Data supplied =>
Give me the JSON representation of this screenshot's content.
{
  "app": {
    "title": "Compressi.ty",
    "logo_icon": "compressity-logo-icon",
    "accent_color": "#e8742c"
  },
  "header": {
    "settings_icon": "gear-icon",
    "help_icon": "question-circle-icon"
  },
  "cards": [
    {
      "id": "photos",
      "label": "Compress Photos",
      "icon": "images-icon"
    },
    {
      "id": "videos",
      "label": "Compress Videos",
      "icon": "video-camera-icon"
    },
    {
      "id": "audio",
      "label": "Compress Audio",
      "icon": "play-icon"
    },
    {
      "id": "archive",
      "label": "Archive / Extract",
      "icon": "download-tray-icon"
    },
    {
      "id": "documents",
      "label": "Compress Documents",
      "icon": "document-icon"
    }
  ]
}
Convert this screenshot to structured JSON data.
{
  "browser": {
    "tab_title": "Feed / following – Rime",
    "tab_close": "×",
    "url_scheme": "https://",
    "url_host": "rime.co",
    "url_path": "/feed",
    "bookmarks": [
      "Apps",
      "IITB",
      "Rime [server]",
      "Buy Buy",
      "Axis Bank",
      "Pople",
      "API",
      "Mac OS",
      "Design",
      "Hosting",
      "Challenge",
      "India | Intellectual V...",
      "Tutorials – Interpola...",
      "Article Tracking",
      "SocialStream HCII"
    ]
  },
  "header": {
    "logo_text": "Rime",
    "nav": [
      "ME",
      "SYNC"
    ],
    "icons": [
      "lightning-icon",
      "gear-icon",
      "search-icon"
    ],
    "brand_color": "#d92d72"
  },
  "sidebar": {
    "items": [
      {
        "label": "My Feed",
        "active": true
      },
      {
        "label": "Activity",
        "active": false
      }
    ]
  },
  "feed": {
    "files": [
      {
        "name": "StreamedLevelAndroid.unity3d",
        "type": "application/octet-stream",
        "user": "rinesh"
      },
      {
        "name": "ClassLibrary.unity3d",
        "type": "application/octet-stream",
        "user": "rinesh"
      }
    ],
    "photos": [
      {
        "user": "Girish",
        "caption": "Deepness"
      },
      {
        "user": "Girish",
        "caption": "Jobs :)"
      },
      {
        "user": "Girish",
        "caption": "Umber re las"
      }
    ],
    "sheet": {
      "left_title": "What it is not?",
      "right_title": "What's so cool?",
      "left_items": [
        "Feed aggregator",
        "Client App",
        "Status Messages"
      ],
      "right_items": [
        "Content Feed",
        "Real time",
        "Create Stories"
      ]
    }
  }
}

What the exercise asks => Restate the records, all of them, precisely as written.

Response area =>
Give me the JSON representation of this screenshot's content.
{
  "app": {
    "title": "Compressi.ty",
    "logo_icon": "compressity-logo-icon",
    "accent_color": "#e8742c"
  },
  "header": {
    "settings_icon": "gear-icon",
    "help_icon": "question-circle-icon"
  },
  "cards": [
    {
      "id": "photos",
      "label": "Compress Photos",
      "icon": "images-icon"
    },
    {
      "id": "videos",
      "label": "Compress Videos",
      "icon": "video-camera-icon"
    },
    {
      "id": "audio",
      "label": "Compress Audio",
      "icon": "play-icon"
    },
    {
      "id": "archive",
      "label": "Archive / Extract",
      "icon": "download-tray-icon"
    },
    {
      "id": "documents",
      "label": "Compress Documents",
      "icon": "document-icon"
    }
  ]
}
Convert this screenshot to structured JSON data.
{
  "browser": {
    "tab_title": "Feed / following – Rime",
    "tab_close": "×",
    "url_scheme": "https://",
    "url_host": "rime.co",
    "url_path": "/feed",
    "bookmarks": [
      "Apps",
      "IITB",
      "Rime [server]",
      "Buy Buy",
      "Axis Bank",
      "Pople",
      "API",
      "Mac OS",
      "Design",
      "Hosting",
      "Challenge",
      "India | Intellectual V...",
      "Tutorials – Interpola...",
      "Article Tracking",
      "SocialStream HCII"
    ]
  },
  "header": {
    "logo_text": "Rime",
    "nav": [
      "ME",
      "SYNC"
    ],
    "icons": [
      "lightning-icon",
      "gear-icon",
      "search-icon"
    ],
    "brand_color": "#d92d72"
  },
  "sidebar": {
    "items": [
      {
        "label": "My Feed",
        "active": true
      },
      {
        "label": "Activity",
        "active": false
      }
    ]
  },
  "feed": {
    "files": [
      {
        "name": "StreamedLevelAndroid.unity3d",
        "type": "application/octet-stream",
        "user": "rinesh"
      },
      {
        "name": "ClassLibrary.unity3d",
        "type": "application/octet-stream",
        "user": "rinesh"
      }
    ],
    "photos": [
      {
        "user": "Girish",
        "caption": "Deepness"
      },
      {
        "user": "Girish",
        "caption": "Jobs :)"
      },
      {
        "user": "Girish",
        "caption": "Umber re las"
      }
    ],
    "sheet": {
      "left_title": "What it is not?",
      "right_title": "What's so cool?",
      "left_items": [
        "Feed aggregator",
        "Client App",
        "Status Messages"
      ],
      "right_items": [
        "Content Feed",
        "Real time",
        "Create Stories"
      ]
    }
  }
}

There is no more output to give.